Mountain Home man sentenced to 63 months for covid fund fraud
A Mountain Home man was sentenced to 63 months in prison on Monday after pleading guilty in March to abusing various Covid-19 economic aid programs.
James Read, 45, forged documents to apply for Small Business Administration loans for struggling businesses during the pandemic, according to a press release from the U.S. Attorney’s Office in Fort Smith.
“Read has also applied for pandemic unemployment assistance, on behalf of himself and others, in several states although he is not eligible for the funds,” the statement said. “The Court ordered Read to pay $ 277,827 in restitution for the funds obtained fraudulently.”
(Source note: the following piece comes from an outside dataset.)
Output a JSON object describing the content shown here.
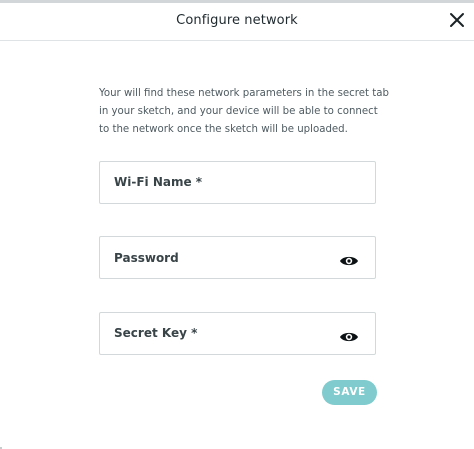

According to a plea agreement filed in federal court on March 17, Read “agrees to waive indictment by grand jury, consents to filing of information accusing defendant of misrepresentation, in violation of 18 USC § 1001 (a) (3), money laundering, in violation of 18 USC § 1957, and wire fraud, in violation of 18 USC § 1343. The defendant further agrees to plead guilty to the ‘information.
Read filed an application with the Small Business Administration for payment protection program funds, claiming he owned 100% of a company called Snowbirdbob LLC with an average monthly payroll of $ 22,308, according to the agreement. advocacy.
In addition to the request, Read submitted a forged IRS Schedule C (Business Profit or Loss), which represented that Snowbirdbob LLC had gross sales of $ 1.2 million in 2019 and net income. of $ 267,700 “, according to the plea agreement.
Under the Coronavirus Aid, Relief and Economic Security Act, the Payment Protection Program provided forgivable loans to businesses struggling with essential expenses, such as payroll, during the pandemic. .
On December 11, federal agents questioned Read, who admitted to falsifying the numbers on his loan application and making up the numbers in his Schedule C, according to the plea agreement.
Read’s loan application was approved and $ 55,770 was transferred to his bank account on June 29, 2020.
Shortly after receiving the loan, Read purchased a 2017 GMC Sierra truck from Lake View Auto Sales at Mountain Home, according to the plea agreement. The total price of the vehicle was $ 34,900. Read got a cashier’s check for $ 26,000 and got credit for a trade-in vehicle.
This resulted in the charge of money laundering, according to the court record.
“Read has knowingly entered into a monetary transaction through, through and to a financial institution, affecting interstate commerce, in property of criminal origin valued in excess of $ 10,000, when he bought a 2017 GMC truck… using money that was the proceeds of a scheme to defraud the SBA by submitting a PPP loan application containing false and fraudulent information, ”according to the plea agreement.
Read committed wire fraud when he applied for unemployment aid in a pandemic in Arkansas, Missouri and Louisiana, according to the plea deal. He received a money transfer based on his false claim that he lived in West Monroe, La.
Read’s wife, Crystal Payne, 43, was sentenced Monday to five years probation, a $ 5,000 fine and $ 59,130 in restitution for her role.
She pleaded guilty in March to one count of making a false statement in violation of 18 USC § 1001 (a) (3).
According to Payne’s plea deal, also filed on March 17, she submitted an online application for a payment protection program loan to a Seattle bank, claiming she owned 100% of a company called ” B Bird Stitching “.
She claimed the company had a monthly payroll of $ 53,642.
When questioned on December 11, Payne told investigators that B Bird Stitching “hasn’t really made any money yet” and “hasn’t really started.”
According to the plea deal, Payne also forged an IRS Schedule C stating that B Bird Stitching had gross sales of $ 1.2 million in 2019 and net income of $ 643,700.
“This couple executed a ploy to steal money meant to help those who really needed it,” Acting US Attorney David Clay Fowlkes of the Western District of Arkansas said.
Fowlkes said he hoped the phrase “sends a clear message” to others considering similar fraud.
“Our agents will continue to prosecute bogus business owners such as Mr. Read aka ‘Snowbird Bob’ who chose to steal funds from small business owners crippled by this global pandemic,” said Christopher Artemis, Special Agent in charge of Internal Revenue. Internal Revenue Service Criminal Investigations Service.
“In a time of national turmoil and uncertainty, Mr. Read blatantly defrauded programs meant to help Americans and their businesses,” said James Dawson, FBI special agent in Little Rock.